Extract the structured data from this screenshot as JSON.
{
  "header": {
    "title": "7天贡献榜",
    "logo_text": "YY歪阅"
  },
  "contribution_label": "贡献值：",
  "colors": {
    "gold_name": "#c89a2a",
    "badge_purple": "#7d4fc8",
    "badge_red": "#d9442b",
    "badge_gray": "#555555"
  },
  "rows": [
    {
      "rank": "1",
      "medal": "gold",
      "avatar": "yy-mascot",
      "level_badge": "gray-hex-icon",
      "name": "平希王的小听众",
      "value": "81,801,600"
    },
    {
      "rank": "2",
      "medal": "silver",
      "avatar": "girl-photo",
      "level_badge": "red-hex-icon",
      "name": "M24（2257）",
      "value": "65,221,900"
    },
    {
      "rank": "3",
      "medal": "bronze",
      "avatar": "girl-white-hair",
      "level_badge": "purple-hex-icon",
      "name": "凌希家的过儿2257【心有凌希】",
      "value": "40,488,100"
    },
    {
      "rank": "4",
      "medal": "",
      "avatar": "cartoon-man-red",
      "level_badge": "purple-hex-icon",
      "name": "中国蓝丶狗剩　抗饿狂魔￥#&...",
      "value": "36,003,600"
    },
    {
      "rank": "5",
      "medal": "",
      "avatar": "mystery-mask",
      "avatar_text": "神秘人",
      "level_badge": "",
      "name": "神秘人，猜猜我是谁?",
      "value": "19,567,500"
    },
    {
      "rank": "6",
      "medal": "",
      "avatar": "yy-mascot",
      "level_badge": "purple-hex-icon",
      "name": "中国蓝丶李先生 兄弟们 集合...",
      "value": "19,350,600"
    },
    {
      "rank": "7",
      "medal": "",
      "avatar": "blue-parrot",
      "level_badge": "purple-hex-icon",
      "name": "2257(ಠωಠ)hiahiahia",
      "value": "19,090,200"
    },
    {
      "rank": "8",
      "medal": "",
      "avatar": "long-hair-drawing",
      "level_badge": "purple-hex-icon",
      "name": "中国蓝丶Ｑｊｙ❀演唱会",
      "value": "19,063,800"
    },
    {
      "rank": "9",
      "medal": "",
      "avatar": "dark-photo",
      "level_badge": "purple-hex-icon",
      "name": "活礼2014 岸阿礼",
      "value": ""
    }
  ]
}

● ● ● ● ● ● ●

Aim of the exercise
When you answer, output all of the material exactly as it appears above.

Answer to this task
Extract the structured data from this screenshot as JSON.
{
  "header": {
    "title": "7天贡献榜",
    "logo_text": "YY歪阅"
  },
  "contribution_label": "贡献值：",
  "colors": {
    "gold_name": "#c89a2a",
    "badge_purple": "#7d4fc8",
    "badge_red": "#d9442b",
    "badge_gray": "#555555"
  },
  "rows": [
    {
      "rank": "1",
      "medal": "gold",
      "avatar": "yy-mascot",
      "level_badge": "gray-hex-icon",
      "name": "平希王的小听众",
      "value": "81,801,600"
    },
    {
      "rank": "2",
      "medal": "silver",
      "avatar": "girl-photo",
      "level_badge": "red-hex-icon",
      "name": "M24（2257）",
      "value": "65,221,900"
    },
    {
      "rank": "3",
      "medal": "bronze",
      "avatar": "girl-white-hair",
      "level_badge": "purple-hex-icon",
      "name": "凌希家的过儿2257【心有凌希】",
      "value": "40,488,100"
    },
    {
      "rank": "4",
      "medal": "",
      "avatar": "cartoon-man-red",
      "level_badge": "purple-hex-icon",
      "name": "中国蓝丶狗剩　抗饿狂魔￥#&...",
      "value": "36,003,600"
    },
    {
      "rank": "5",
      "medal": "",
      "avatar": "mystery-mask",
      "avatar_text": "神秘人",
      "level_badge": "",
      "name": "神秘人，猜猜我是谁?",
      "value": "19,567,500"
    },
    {
      "rank": "6",
      "medal": "",
      "avatar": "yy-mascot",
      "level_badge": "purple-hex-icon",
      "name": "中国蓝丶李先生 兄弟们 集合...",
      "value": "19,350,600"
    },
    {
      "rank": "7",
      "medal": "",
      "avatar": "blue-parrot",
      "level_badge": "purple-hex-icon",
      "name": "2257(ಠωಠ)hiahiahia",
      "value": "19,090,200"
    },
    {
      "rank": "8",
      "medal": "",
      "avatar": "long-hair-drawing",
      "level_badge": "purple-hex-icon",
      "name": "中国蓝丶Ｑｊｙ❀演唱会",
      "value": "19,063,800"
    },
    {
      "rank": "9",
      "medal": "",
      "avatar": "dark-photo",
      "level_badge": "purple-hex-icon",
      "name": "活礼2014 岸阿礼",
      "value": ""
    }
  ]
}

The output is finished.